[Dataset rows for apps and sites]
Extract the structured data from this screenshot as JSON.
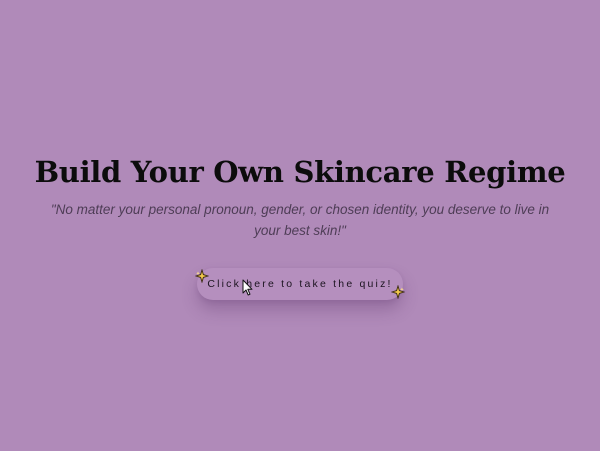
{
  "hero": {
    "title": "Build Your Own Skincare Regime",
    "quote": "\"No matter your personal pronoun, gender, or chosen identity, you deserve to live in your best skin!\""
  },
  "cta": {
    "label": "Click here to take the quiz!"
  },
  "icons": {
    "sparkle": "sparkle-icon",
    "cursor": "mouse-pointer-icon"
  },
  "colors": {
    "background": "#b08ab9",
    "button": "#b58fbe",
    "title": "#0c0c0c",
    "quote": "#4e3d56",
    "sparkle": "#f2c84b"
  }
}
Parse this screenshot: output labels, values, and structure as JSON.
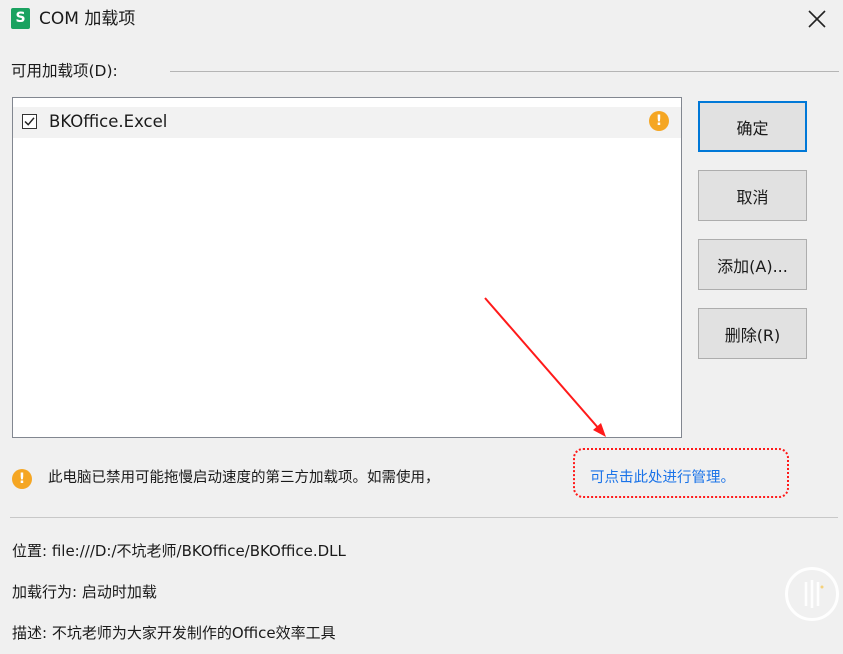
{
  "window": {
    "app_icon_letter": "S",
    "title": "COM 加载项",
    "close_icon": "close-icon"
  },
  "addins_group": {
    "label": "可用加载项(D):",
    "items": [
      {
        "name": "BKOffice.Excel",
        "checked": true,
        "warning": "!"
      }
    ]
  },
  "buttons": {
    "ok": "确定",
    "cancel": "取消",
    "add": "添加(A)...",
    "remove": "删除(R)"
  },
  "notice": {
    "icon": "!",
    "text": "此电脑已禁用可能拖慢启动速度的第三方加载项。如需使用，",
    "link": "可点击此处进行管理。"
  },
  "details": {
    "location": "位置: file:///D:/不坑老师/BKOffice/BKOffice.DLL",
    "load_behavior": "加载行为: 启动时加载",
    "description": "描述: 不坑老师为大家开发制作的Office效率工具"
  },
  "colors": {
    "app_icon": "#1aa260",
    "warning": "#f5a623",
    "link": "#1a73e8",
    "annotation": "#ff1a1a",
    "default_button_border": "#0078d7"
  }
}
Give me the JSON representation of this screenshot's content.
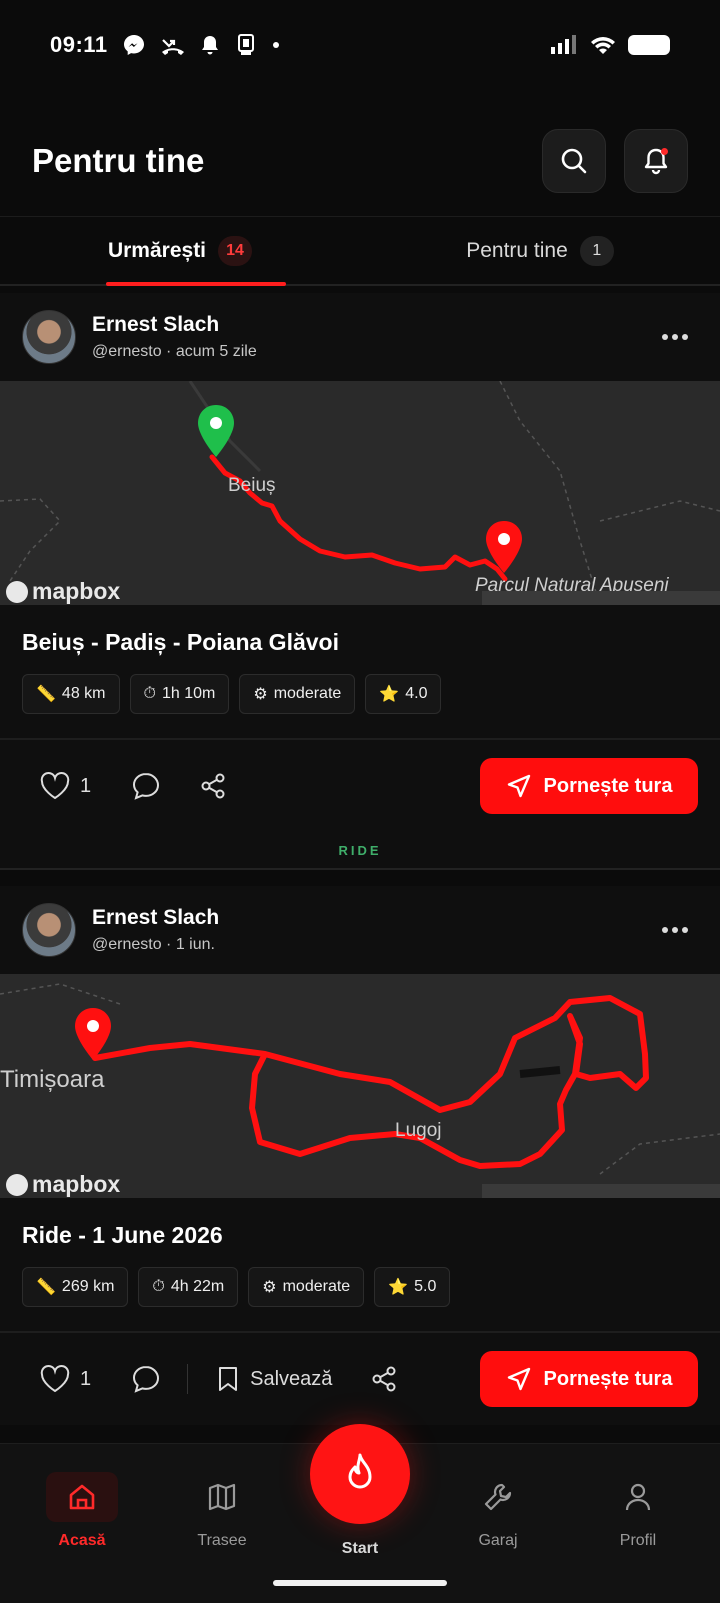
{
  "status_bar": {
    "time": "09:11"
  },
  "header": {
    "title": "Pentru tine",
    "search_icon": "search-icon",
    "bell_icon": "bell-icon"
  },
  "tabs": [
    {
      "label": "Urmărești",
      "badge": "14",
      "active": true
    },
    {
      "label": "Pentru tine",
      "badge": "1",
      "active": false
    }
  ],
  "posts": [
    {
      "author": "Ernest Slach",
      "meta": "@ernesto · acum 5 zile",
      "map": {
        "places": [
          "Beiuș",
          "Parcul Natural Apuseni"
        ],
        "logo": "mapbox"
      },
      "title": "Beiuș - Padiș - Poiana Glăvoi",
      "chips": [
        {
          "icon": "📏",
          "text": "48 km"
        },
        {
          "icon": "⏱",
          "text": "1h 10m"
        },
        {
          "icon": "⚙",
          "text": "moderate"
        },
        {
          "icon": "⭐",
          "text": "4.0"
        }
      ],
      "likes": "1",
      "start_label": "Pornește tura",
      "tag": "RIDE"
    },
    {
      "author": "Ernest Slach",
      "meta": "@ernesto · 1 iun.",
      "map": {
        "places": [
          "Timișoara",
          "Lugoj"
        ],
        "logo": "mapbox"
      },
      "title": "Ride - 1 June 2026",
      "chips": [
        {
          "icon": "📏",
          "text": "269 km"
        },
        {
          "icon": "⏱",
          "text": "4h 22m"
        },
        {
          "icon": "⚙",
          "text": "moderate"
        },
        {
          "icon": "⭐",
          "text": "5.0"
        }
      ],
      "likes": "1",
      "save_label": "Salvează",
      "start_label": "Pornește tura"
    }
  ],
  "bottom_nav": [
    {
      "label": "Acasă",
      "icon": "home-icon",
      "active": true
    },
    {
      "label": "Trasee",
      "icon": "map-icon",
      "active": false
    },
    {
      "label": "Start",
      "icon": "flame-icon",
      "active": false
    },
    {
      "label": "Garaj",
      "icon": "wrench-icon",
      "active": false
    },
    {
      "label": "Profil",
      "icon": "user-icon",
      "active": false
    }
  ],
  "colors": {
    "accent": "#ff1414",
    "background": "#0b0b0b",
    "ride_tag": "#3fae6a"
  }
}
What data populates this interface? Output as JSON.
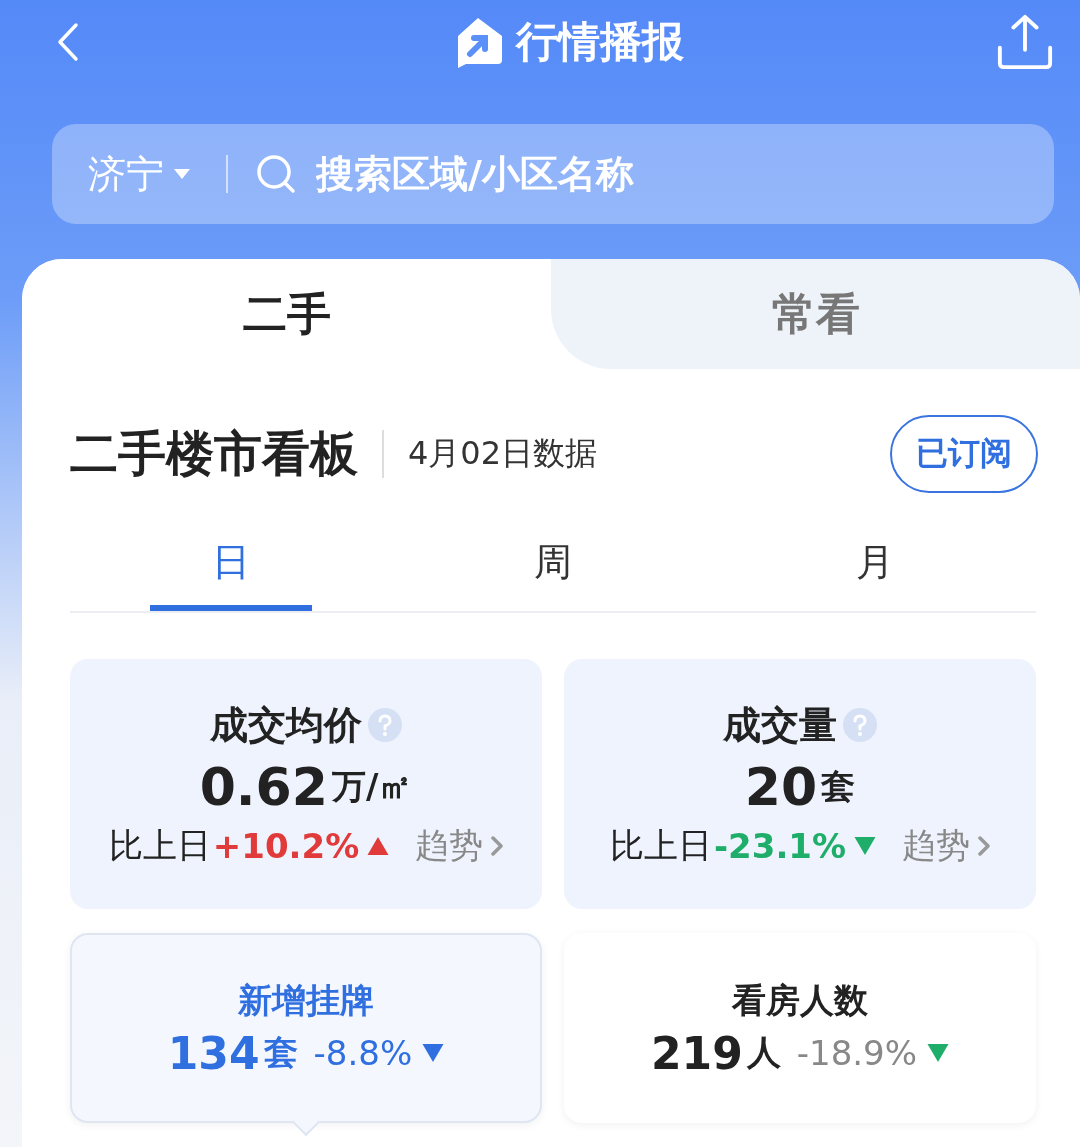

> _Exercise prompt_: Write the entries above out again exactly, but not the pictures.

> _Your response_:
Extract the structured data from this screenshot as JSON.
{
  "hero": {
    "title": "Build Your Own Skincare Regime",
    "quote": "\"No matter your personal pronoun, gender, or chosen identity, you deserve to live in your best skin!\""
  },
  "cta": {
    "label": "Click here to take the quiz!"
  },
  "icons": {
    "sparkle": "sparkle-icon",
    "cursor": "mouse-pointer-icon"
  },
  "colors": {
    "background": "#b08ab9",
    "button": "#b58fbe",
    "title": "#0c0c0c",
    "quote": "#4e3d56",
    "sparkle": "#f2c84b"
  }
}
Parse this screenshot: output labels, values, and structure as JSON.
{
  "window": {
    "app_icon_letter": "S",
    "title": "COM 加载项",
    "close_icon": "close-icon"
  },
  "addins_group": {
    "label": "可用加载项(D):",
    "items": [
      {
        "name": "BKOffice.Excel",
        "checked": true,
        "warning": "!"
      }
    ]
  },
  "buttons": {
    "ok": "确定",
    "cancel": "取消",
    "add": "添加(A)...",
    "remove": "删除(R)"
  },
  "notice": {
    "icon": "!",
    "text": "此电脑已禁用可能拖慢启动速度的第三方加载项。如需使用，",
    "link": "可点击此处进行管理。"
  },
  "details": {
    "location": "位置: file:///D:/不坑老师/BKOffice/BKOffice.DLL",
    "load_behavior": "加载行为: 启动时加载",
    "description": "描述: 不坑老师为大家开发制作的Office效率工具"
  },
  "colors": {
    "app_icon": "#1aa260",
    "warning": "#f5a623",
    "link": "#1a73e8",
    "annotation": "#ff1a1a",
    "default_button_border": "#0078d7"
  }
}
Give me the JSON representation of this screenshot's content.
{
  "status_bar": {
    "time": "09:11"
  },
  "header": {
    "title": "Pentru tine",
    "search_icon": "search-icon",
    "bell_icon": "bell-icon"
  },
  "tabs": [
    {
      "label": "Urmărești",
      "badge": "14",
      "active": true
    },
    {
      "label": "Pentru tine",
      "badge": "1",
      "active": false
    }
  ],
  "posts": [
    {
      "author": "Ernest Slach",
      "meta": "@ernesto · acum 5 zile",
      "map": {
        "places": [
          "Beiuș",
          "Parcul Natural Apuseni"
        ],
        "logo": "mapbox"
      },
      "title": "Beiuș - Padiș - Poiana Glăvoi",
      "chips": [
        {
          "icon": "📏",
          "text": "48 km"
        },
        {
          "icon": "⏱",
          "text": "1h 10m"
        },
        {
          "icon": "⚙",
          "text": "moderate"
        },
        {
          "icon": "⭐",
          "text": "4.0"
        }
      ],
      "likes": "1",
      "start_label": "Pornește tura",
      "tag": "RIDE"
    },
    {
      "author": "Ernest Slach",
      "meta": "@ernesto · 1 iun.",
      "map": {
        "places": [
          "Timișoara",
          "Lugoj"
        ],
        "logo": "mapbox"
      },
      "title": "Ride - 1 June 2026",
      "chips": [
        {
          "icon": "📏",
          "text": "269 km"
        },
        {
          "icon": "⏱",
          "text": "4h 22m"
        },
        {
          "icon": "⚙",
          "text": "moderate"
        },
        {
          "icon": "⭐",
          "text": "5.0"
        }
      ],
      "likes": "1",
      "save_label": "Salvează",
      "start_label": "Pornește tura"
    }
  ],
  "bottom_nav": [
    {
      "label": "Acasă",
      "icon": "home-icon",
      "active": true
    },
    {
      "label": "Trasee",
      "icon": "map-icon",
      "active": false
    },
    {
      "label": "Start",
      "icon": "flame-icon",
      "active": false
    },
    {
      "label": "Garaj",
      "icon": "wrench-icon",
      "active": false
    },
    {
      "label": "Profil",
      "icon": "user-icon",
      "active": false
    }
  ],
  "colors": {
    "accent": "#ff1414",
    "background": "#0b0b0b",
    "ride_tag": "#3fae6a"
  }
}
What data populates this interface? Output as JSON.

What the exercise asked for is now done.